The new gowns were meant to evoke the days of the Roman republic. Ironically, the fashion developed at least in part out of a style that was favored by Marie Antoinette (and called the chemise a la reine in her honor).
|Nicholas Heideloff's Gallery of Fashion, 1795|
(Museum of London)
The evolving political situation in Paris during the 1790s continued to impact fashion. An anti-Jacobin petit-bourgeois militia known as the Muscadins (for the musk cologne they supposedly favored) came to prominence in 1794-5. They wore bright, contrasting colors and coats with large lapels. Their fashion choices were taken up and exaggerated during the Directoire period (1795-1799) by the aristocratic subculture known as the Incroyables (for men) and Merveilleuses (for women).
Diaphanous gowns with scanty or no undergarments were worn in public (and were lampooned by British cartoonists at the time). Men's frock coats and waistcoats were shortened, and lapels became more popular. With the rise of Napoleon at the end of the decade, women's fashions became less risqué. New styles of corset, without boning, were introduced in the early years of the 19th century, after several years of less supportive fashion.

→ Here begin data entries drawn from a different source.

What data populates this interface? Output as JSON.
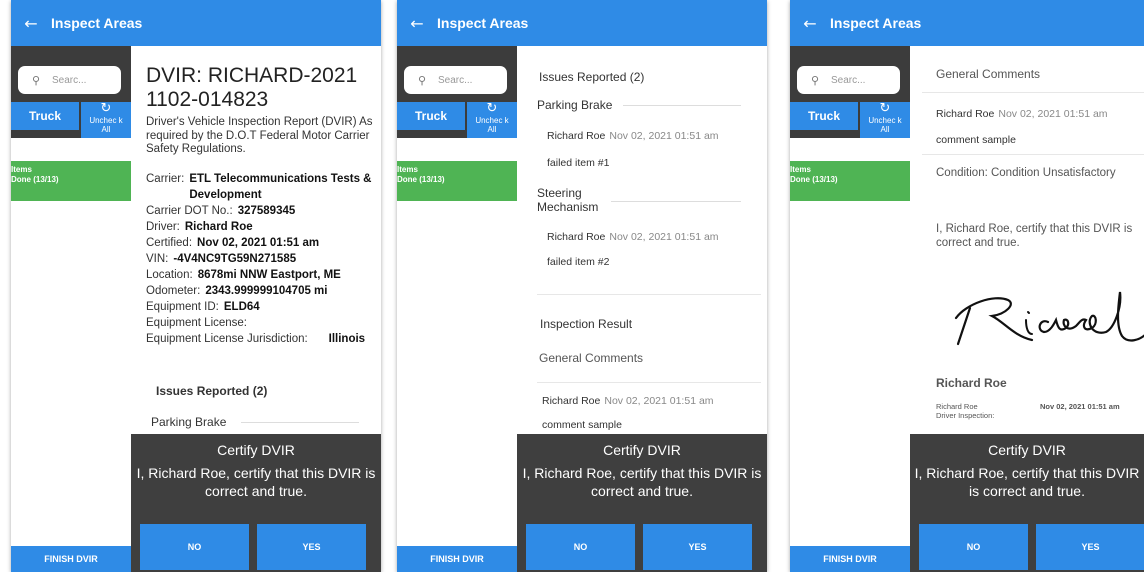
{
  "app": {
    "title": "Inspect Areas",
    "back_icon": "arrow-left-icon",
    "search_placeholder": "Searc...",
    "truck_tab": "Truck",
    "uncheck_all": "Unchec k All",
    "items_label": "Items",
    "items_done": "Done (13/13)",
    "finish": "FINISH DVIR"
  },
  "certify": {
    "title": "Certify DVIR",
    "message": "I, Richard Roe, certify that this DVIR is correct and true.",
    "no": "NO",
    "yes": "YES"
  },
  "screen1": {
    "title": "DVIR: RICHARD-2021 1102-014823",
    "description": "Driver's Vehicle Inspection Report (DVIR) As required by the D.O.T Federal Motor Carrier Safety Regulations.",
    "fields": [
      {
        "label": "Carrier:",
        "value": "ETL Telecommunications Tests & Development"
      },
      {
        "label": "Carrier DOT No.:",
        "value": "327589345"
      },
      {
        "label": "Driver:",
        "value": "Richard Roe"
      },
      {
        "label": "Certified:",
        "value": "Nov 02, 2021  01:51 am"
      },
      {
        "label": "VIN:",
        "value": "-4V4NC9TG59N271585"
      },
      {
        "label": "Location:",
        "value": "8678mi NNW Eastport, ME"
      },
      {
        "label": "Odometer:",
        "value": "2343.999999104705 mi"
      },
      {
        "label": "Equipment ID:",
        "value": "ELD64"
      },
      {
        "label": "Equipment License:",
        "value": ""
      },
      {
        "label": "Equipment License Jurisdiction:",
        "value": "Illinois"
      }
    ],
    "issues_reported": "Issues Reported (2)",
    "first_issue": "Parking Brake"
  },
  "screen2": {
    "issues_reported": "Issues Reported (2)",
    "issues": [
      {
        "name": "Parking Brake",
        "author": "Richard Roe",
        "date": "Nov 02, 2021  01:51 am",
        "comment": "failed item #1"
      },
      {
        "name": "Steering Mechanism",
        "author": "Richard Roe",
        "date": "Nov 02, 2021  01:51 am",
        "comment": "failed item #2"
      }
    ],
    "inspection_result": "Inspection Result",
    "general_comments": "General Comments",
    "gc_author": "Richard Roe",
    "gc_date": "Nov 02, 2021  01:51 am",
    "gc_comment": "comment sample"
  },
  "screen3": {
    "general_comments": "General Comments",
    "gc_author": "Richard Roe",
    "gc_date": "Nov 02, 2021  01:51 am",
    "gc_comment": "comment sample",
    "condition": "Condition: Condition Unsatisfactory",
    "certify_text": "I, Richard Roe, certify that this DVIR is correct and true.",
    "signer_name": "Richard Roe",
    "small_name": "Richard Roe",
    "small_role": "Driver Inspection:",
    "small_date": "Nov 02, 2021  01:51 am"
  },
  "colors": {
    "appbar": "#2f8be6",
    "sidebar_dark": "#3c3c3c",
    "items_done": "#4fb454",
    "certify_bg": "#3f3f3f"
  }
}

This is not to say that the older fashions disappeared completely. The two very different modes coexisted, with the younger generation preferring the radical new fashions and their conservative parents often clinging to the old. Knee breeches continued to be worn for formal occasions. The specialized costumes for court presentations preserved the longer waistcoats for gentlemen and skirts with hoops for ladies through the Regency (although these garments were only worn for court events).
So, while we are tempted to think of knee breeches and hooped skirts as Georgian and trousers and column dresses as Regency, the reality is that the two eras and two styles overlapped.